Freese hit .257 with 14 homers and 56 RBIs last year, but what’s even more important was the Angels’ record when Freese was in the lineup compared to when he is not in the lineup. The Angels were 73-48 with Freese in the lineup, compared to 12-29 when he was not in the lineup due to injuries.
Freese would probably command somewhere around $15 million per year, which may be a little high, but with no viable options on the roster, the move would make sense. Age could also be a factor as Freese is already 32, so the Angels would probably not want to give Freese more than maybe four years.
David Freese after one of his many clutch hits for the Los Angeles Angels. Gary A. Vasquez-USA TODAY Sports
The other option that was discussed for third base would be a trade with Tampa Bay for local product Evan Longoria. However, the Rays would expect a lot in return, which the Angels may not be able to meet. Longoria has a career .271 average and has hit an average of 25 homers and 91 RBIs per season. He will be 30 years old next season, so he is still relatively young and inserting him in the middle of an order that already features Mike Trout, Albert Pujols and Kole Calhoun could be deadly. With more protection in the lineup, Longoria could flourish.

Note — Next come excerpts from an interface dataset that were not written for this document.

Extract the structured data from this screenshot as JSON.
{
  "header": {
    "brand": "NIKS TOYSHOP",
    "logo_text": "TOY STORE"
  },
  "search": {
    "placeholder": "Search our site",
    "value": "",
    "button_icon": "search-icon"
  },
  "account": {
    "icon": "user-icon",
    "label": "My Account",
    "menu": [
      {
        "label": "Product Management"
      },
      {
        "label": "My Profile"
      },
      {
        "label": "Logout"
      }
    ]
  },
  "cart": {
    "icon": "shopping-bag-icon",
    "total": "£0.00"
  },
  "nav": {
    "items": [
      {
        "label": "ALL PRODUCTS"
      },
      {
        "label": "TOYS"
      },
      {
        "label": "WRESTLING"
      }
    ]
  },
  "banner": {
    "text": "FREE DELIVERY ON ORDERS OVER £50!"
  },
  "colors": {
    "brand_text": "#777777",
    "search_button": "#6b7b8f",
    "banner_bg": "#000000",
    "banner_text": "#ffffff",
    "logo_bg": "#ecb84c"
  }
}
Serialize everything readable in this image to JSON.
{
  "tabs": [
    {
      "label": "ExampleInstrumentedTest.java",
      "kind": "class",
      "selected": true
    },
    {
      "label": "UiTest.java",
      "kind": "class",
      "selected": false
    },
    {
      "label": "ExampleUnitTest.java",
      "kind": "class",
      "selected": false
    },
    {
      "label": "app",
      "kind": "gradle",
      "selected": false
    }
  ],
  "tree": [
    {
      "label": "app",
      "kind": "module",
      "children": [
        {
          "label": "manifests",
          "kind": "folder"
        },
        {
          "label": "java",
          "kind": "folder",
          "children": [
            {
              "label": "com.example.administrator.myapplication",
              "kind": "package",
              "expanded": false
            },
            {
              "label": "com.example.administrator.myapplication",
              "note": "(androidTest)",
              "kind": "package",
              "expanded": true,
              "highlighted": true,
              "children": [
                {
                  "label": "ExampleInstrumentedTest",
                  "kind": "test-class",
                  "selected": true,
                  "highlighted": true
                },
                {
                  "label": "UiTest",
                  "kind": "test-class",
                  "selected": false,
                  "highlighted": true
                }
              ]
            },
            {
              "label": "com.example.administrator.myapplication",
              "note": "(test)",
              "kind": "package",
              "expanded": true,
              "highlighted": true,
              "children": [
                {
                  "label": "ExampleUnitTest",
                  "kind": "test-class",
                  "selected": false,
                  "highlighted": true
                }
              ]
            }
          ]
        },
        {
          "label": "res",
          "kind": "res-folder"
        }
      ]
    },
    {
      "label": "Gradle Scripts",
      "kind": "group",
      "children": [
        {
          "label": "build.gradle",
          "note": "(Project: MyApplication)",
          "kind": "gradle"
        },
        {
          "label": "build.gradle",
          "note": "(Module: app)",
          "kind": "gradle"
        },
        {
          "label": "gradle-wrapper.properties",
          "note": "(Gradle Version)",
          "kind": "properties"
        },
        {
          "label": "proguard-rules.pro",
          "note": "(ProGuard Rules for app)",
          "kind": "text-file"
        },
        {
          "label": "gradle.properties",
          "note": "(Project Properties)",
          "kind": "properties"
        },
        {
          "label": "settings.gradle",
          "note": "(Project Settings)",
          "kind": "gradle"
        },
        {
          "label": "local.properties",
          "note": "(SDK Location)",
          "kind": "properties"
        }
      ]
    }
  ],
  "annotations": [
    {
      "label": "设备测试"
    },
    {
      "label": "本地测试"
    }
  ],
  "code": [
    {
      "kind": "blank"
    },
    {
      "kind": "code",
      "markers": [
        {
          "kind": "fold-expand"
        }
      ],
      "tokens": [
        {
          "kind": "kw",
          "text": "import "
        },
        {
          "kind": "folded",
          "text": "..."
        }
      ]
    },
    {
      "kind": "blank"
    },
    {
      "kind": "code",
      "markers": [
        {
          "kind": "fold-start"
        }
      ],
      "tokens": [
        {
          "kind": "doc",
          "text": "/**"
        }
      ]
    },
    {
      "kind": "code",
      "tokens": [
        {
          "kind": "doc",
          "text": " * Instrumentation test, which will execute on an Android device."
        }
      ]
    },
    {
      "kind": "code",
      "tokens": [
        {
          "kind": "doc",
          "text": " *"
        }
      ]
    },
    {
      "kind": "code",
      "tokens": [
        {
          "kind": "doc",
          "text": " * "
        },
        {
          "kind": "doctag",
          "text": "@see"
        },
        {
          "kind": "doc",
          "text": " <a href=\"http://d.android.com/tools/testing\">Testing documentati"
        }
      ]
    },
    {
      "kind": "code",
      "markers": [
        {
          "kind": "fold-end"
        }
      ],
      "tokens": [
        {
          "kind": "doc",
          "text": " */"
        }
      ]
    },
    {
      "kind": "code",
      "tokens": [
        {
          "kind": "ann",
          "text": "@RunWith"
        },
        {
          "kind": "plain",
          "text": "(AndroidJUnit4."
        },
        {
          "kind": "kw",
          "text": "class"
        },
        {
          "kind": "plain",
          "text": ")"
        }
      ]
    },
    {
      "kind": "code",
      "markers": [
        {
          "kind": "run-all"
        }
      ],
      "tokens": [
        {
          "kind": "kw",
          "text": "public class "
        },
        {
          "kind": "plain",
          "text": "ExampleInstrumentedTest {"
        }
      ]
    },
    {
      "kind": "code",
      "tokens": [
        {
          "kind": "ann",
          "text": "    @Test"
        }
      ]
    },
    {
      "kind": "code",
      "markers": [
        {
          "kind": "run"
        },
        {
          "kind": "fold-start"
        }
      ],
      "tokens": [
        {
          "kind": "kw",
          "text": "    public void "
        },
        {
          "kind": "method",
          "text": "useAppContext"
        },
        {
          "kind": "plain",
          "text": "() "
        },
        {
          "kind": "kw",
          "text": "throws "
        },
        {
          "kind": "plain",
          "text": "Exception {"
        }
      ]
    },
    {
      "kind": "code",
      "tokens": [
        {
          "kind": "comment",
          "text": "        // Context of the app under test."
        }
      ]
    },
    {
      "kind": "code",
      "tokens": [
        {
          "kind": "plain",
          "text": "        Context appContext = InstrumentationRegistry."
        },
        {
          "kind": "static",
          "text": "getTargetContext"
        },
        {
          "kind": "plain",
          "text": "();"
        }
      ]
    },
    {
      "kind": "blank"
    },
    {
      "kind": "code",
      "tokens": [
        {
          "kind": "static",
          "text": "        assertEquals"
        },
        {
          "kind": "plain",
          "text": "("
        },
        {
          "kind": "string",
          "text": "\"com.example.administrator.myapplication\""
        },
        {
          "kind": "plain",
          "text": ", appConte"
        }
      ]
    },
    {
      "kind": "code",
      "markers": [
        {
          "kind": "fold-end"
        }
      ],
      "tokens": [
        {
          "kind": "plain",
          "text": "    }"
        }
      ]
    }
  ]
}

With all these options out there, the Angels can weigh their choices. Many moves could help bolster the 2016 lineup for the Los Angeles Angels. Within the next week, many of these questions could be answered, but don’t be surprised if it takes until close to Christmas for the team to firm up its 2016 roster.